WHAT IS EXPECTED
Below is a block of entries; repeat all of it exactly but omit the pictures.

TASK MATERIAL
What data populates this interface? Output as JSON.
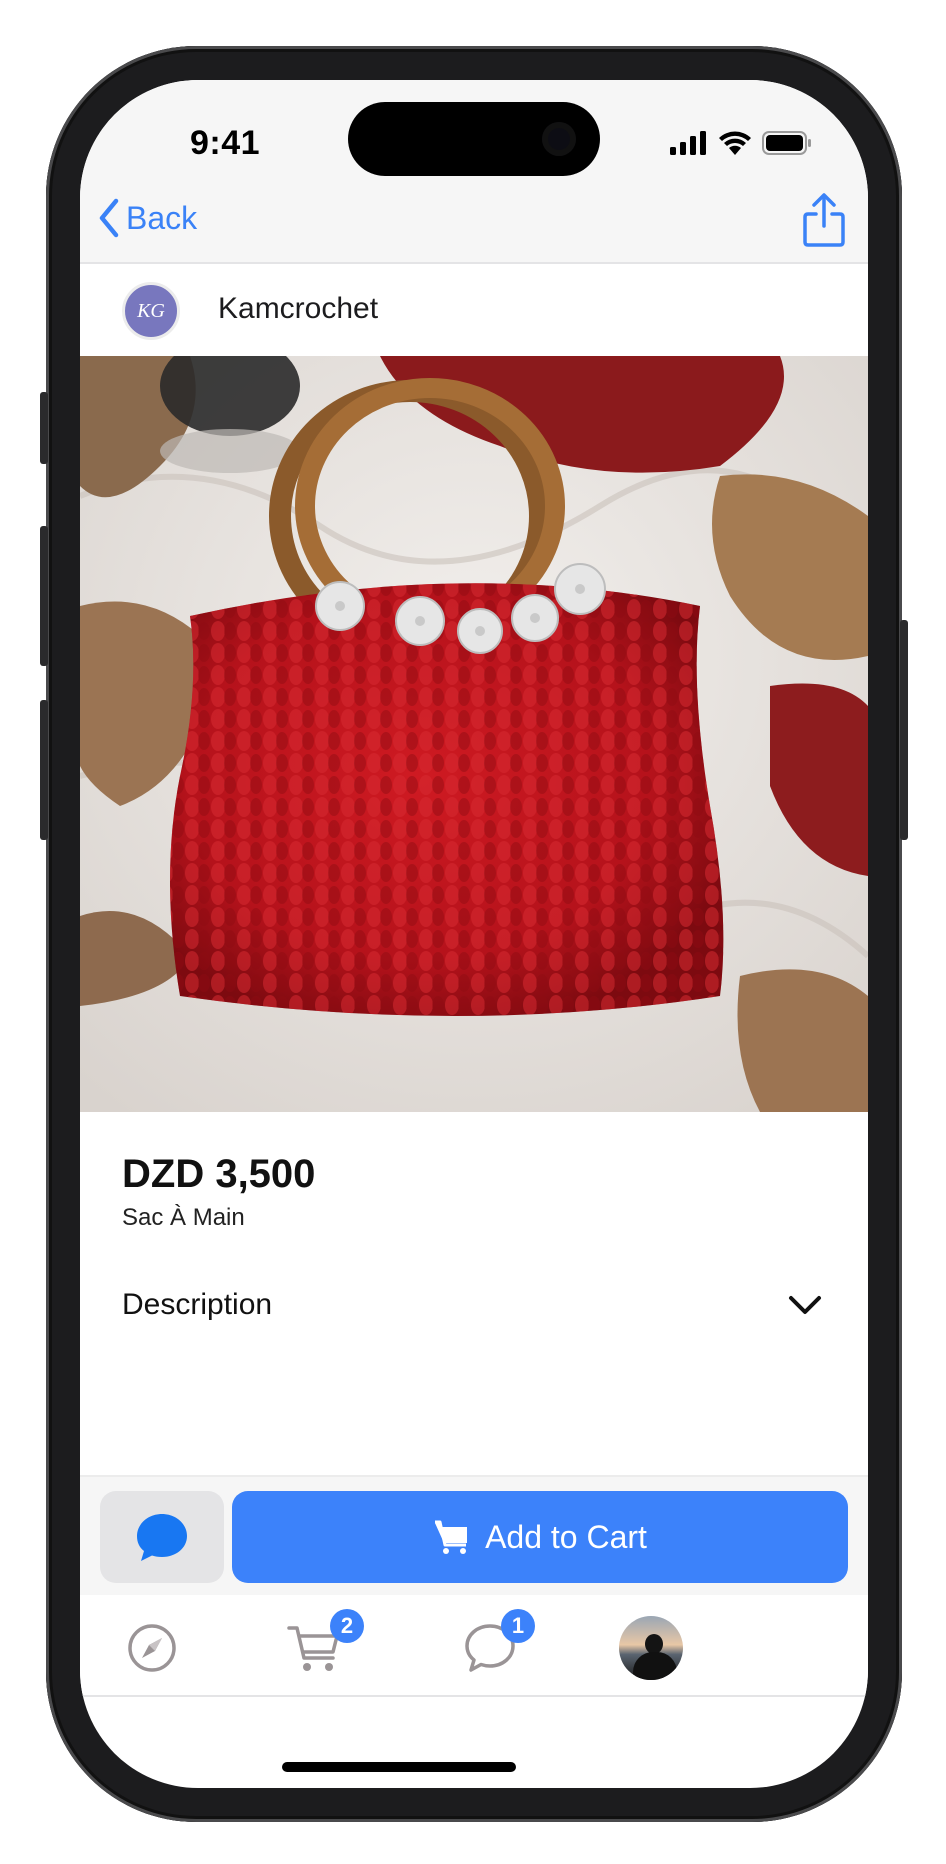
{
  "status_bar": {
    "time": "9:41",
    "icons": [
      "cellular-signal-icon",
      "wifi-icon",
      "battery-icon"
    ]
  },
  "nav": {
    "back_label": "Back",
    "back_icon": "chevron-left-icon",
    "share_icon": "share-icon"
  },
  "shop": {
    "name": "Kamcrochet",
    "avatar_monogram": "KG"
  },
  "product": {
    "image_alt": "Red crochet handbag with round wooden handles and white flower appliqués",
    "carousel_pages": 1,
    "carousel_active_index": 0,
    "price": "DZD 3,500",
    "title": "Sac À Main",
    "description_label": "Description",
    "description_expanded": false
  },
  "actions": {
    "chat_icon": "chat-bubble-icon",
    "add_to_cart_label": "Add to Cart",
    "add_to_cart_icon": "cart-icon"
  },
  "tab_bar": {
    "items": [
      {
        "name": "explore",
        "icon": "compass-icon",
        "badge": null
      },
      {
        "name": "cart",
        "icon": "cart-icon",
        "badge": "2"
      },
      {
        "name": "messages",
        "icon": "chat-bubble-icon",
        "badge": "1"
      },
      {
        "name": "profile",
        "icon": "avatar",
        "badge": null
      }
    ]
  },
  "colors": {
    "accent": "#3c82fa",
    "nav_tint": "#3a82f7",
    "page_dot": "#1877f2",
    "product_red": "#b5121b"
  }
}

ANSWER TO THIS PROBLEM
What data populates this interface? Output as JSON.
{
  "status_bar": {
    "time": "9:41",
    "icons": [
      "cellular-signal-icon",
      "wifi-icon",
      "battery-icon"
    ]
  },
  "nav": {
    "back_label": "Back",
    "back_icon": "chevron-left-icon",
    "share_icon": "share-icon"
  },
  "shop": {
    "name": "Kamcrochet",
    "avatar_monogram": "KG"
  },
  "product": {
    "image_alt": "Red crochet handbag with round wooden handles and white flower appliqués",
    "carousel_pages": 1,
    "carousel_active_index": 0,
    "price": "DZD 3,500",
    "title": "Sac À Main",
    "description_label": "Description",
    "description_expanded": false
  },
  "actions": {
    "chat_icon": "chat-bubble-icon",
    "add_to_cart_label": "Add to Cart",
    "add_to_cart_icon": "cart-icon"
  },
  "tab_bar": {
    "items": [
      {
        "name": "explore",
        "icon": "compass-icon",
        "badge": null
      },
      {
        "name": "cart",
        "icon": "cart-icon",
        "badge": "2"
      },
      {
        "name": "messages",
        "icon": "chat-bubble-icon",
        "badge": "1"
      },
      {
        "name": "profile",
        "icon": "avatar",
        "badge": null
      }
    ]
  },
  "colors": {
    "accent": "#3c82fa",
    "nav_tint": "#3a82f7",
    "page_dot": "#1877f2",
    "product_red": "#b5121b"
  }
}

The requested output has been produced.